— WHAT TO WORK ON —
Only the count should appear in your answer: how many lines of the data below contain the word "title"?

— DATA FOR THIS TASK —
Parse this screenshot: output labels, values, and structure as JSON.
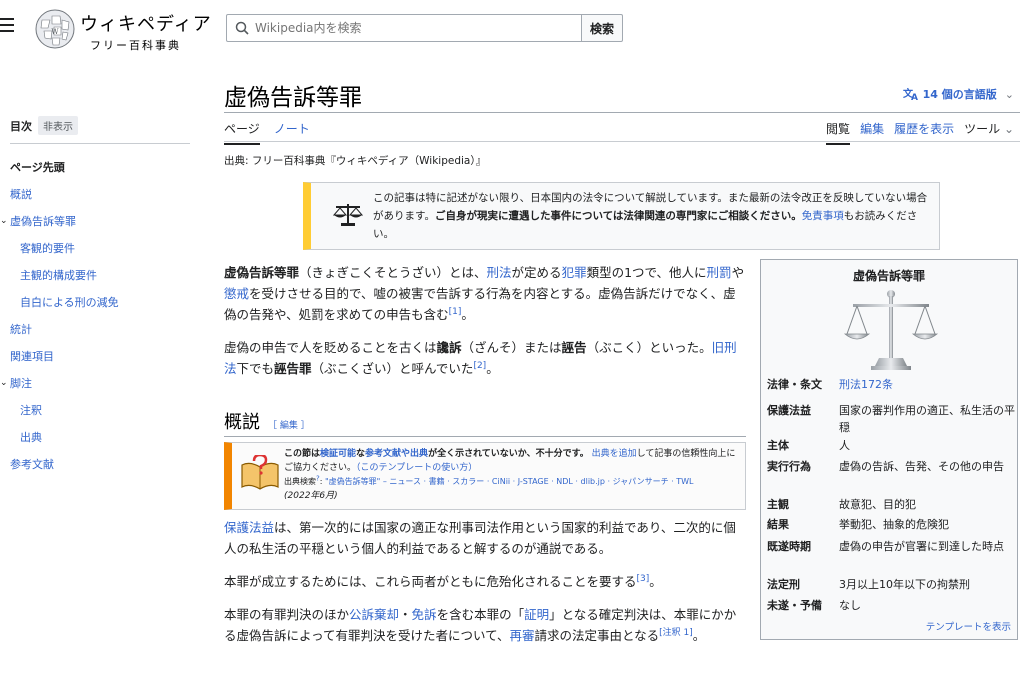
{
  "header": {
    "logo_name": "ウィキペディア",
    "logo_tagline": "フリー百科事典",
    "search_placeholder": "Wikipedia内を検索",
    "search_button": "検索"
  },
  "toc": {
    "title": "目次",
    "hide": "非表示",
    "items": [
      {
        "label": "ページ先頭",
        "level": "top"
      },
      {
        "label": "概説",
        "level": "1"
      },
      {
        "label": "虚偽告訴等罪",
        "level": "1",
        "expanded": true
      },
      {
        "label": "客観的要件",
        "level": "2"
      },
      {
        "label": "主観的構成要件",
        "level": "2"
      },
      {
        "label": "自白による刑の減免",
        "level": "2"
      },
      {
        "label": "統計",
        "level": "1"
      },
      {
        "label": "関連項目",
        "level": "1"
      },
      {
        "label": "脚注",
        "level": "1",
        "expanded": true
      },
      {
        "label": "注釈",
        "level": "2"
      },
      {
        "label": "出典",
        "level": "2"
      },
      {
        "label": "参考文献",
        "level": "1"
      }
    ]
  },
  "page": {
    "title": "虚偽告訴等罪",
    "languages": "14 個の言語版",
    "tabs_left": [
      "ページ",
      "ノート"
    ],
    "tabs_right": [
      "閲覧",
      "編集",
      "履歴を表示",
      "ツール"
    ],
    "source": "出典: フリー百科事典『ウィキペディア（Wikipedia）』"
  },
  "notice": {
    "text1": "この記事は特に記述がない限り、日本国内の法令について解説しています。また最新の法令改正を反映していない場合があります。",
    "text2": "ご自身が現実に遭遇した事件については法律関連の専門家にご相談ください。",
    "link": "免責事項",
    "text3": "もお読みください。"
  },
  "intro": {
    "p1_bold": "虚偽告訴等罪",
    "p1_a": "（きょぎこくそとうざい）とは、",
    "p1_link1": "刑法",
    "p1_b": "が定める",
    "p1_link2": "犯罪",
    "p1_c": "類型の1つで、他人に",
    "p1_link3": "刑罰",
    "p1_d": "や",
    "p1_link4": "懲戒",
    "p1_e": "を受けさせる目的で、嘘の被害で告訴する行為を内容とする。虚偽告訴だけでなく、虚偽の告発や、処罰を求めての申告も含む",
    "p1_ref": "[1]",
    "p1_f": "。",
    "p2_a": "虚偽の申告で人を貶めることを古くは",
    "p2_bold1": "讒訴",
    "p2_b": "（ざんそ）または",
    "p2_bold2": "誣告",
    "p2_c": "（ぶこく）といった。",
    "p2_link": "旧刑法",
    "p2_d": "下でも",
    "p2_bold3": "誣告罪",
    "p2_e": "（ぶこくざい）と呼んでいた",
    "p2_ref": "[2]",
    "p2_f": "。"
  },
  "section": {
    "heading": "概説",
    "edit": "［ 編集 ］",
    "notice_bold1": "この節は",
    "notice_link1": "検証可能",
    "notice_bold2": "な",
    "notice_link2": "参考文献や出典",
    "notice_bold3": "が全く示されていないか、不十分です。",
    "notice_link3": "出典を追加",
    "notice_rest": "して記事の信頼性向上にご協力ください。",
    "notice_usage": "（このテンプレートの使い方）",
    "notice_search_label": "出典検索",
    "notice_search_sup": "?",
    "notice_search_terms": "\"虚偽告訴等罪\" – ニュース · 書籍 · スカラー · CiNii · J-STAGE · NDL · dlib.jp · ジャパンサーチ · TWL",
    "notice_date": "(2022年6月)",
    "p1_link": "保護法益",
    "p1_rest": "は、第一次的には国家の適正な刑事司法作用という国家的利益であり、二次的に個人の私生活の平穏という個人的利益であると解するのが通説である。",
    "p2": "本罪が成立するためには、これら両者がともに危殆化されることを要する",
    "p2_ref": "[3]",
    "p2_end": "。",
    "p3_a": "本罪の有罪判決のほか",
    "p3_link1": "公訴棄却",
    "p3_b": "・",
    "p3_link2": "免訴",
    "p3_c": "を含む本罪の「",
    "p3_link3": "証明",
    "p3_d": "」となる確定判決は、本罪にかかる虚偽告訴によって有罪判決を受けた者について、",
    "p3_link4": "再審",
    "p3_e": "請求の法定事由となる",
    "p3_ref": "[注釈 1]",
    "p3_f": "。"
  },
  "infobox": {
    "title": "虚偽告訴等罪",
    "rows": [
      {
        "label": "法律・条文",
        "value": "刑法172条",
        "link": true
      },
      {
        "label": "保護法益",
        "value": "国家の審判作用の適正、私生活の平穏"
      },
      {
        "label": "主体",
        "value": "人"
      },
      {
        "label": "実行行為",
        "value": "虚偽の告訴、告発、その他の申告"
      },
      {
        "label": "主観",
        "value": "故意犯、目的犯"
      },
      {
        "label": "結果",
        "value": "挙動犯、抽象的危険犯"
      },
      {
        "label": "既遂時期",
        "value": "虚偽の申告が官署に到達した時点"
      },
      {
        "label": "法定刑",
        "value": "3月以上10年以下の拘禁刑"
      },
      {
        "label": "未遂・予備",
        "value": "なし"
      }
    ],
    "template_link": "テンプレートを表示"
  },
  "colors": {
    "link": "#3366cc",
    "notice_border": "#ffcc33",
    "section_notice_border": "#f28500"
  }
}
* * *
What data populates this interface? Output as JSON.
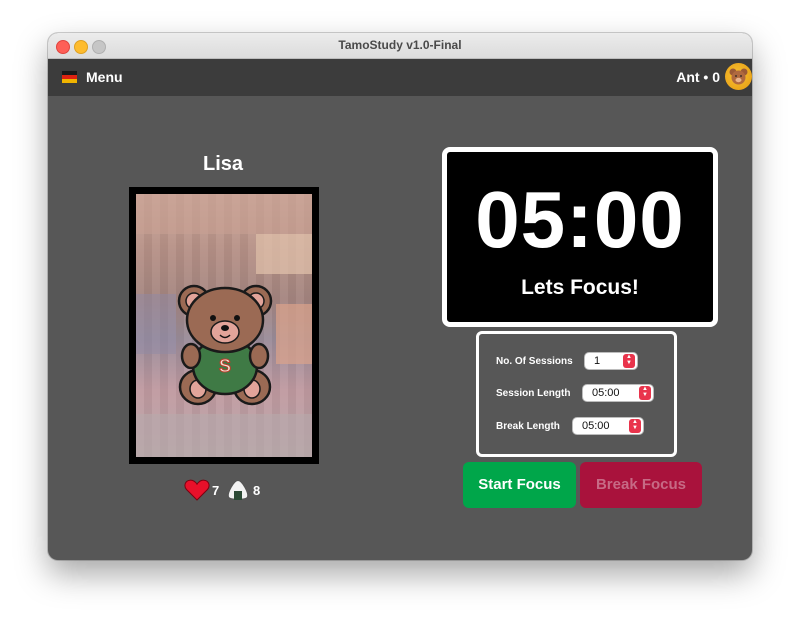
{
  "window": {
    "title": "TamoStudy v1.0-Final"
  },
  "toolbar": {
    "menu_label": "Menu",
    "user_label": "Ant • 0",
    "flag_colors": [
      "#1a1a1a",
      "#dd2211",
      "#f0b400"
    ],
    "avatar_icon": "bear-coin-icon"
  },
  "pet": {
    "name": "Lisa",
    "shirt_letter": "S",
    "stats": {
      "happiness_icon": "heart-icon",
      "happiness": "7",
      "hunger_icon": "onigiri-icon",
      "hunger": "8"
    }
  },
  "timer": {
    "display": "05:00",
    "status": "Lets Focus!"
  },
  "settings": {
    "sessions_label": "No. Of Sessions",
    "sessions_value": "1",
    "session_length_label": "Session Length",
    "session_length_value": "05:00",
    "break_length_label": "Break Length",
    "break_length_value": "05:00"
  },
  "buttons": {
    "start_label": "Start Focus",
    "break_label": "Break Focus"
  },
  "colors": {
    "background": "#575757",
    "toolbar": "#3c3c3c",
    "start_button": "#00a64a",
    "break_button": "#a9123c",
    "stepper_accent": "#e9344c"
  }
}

— COMPLETED EXERCISE —
4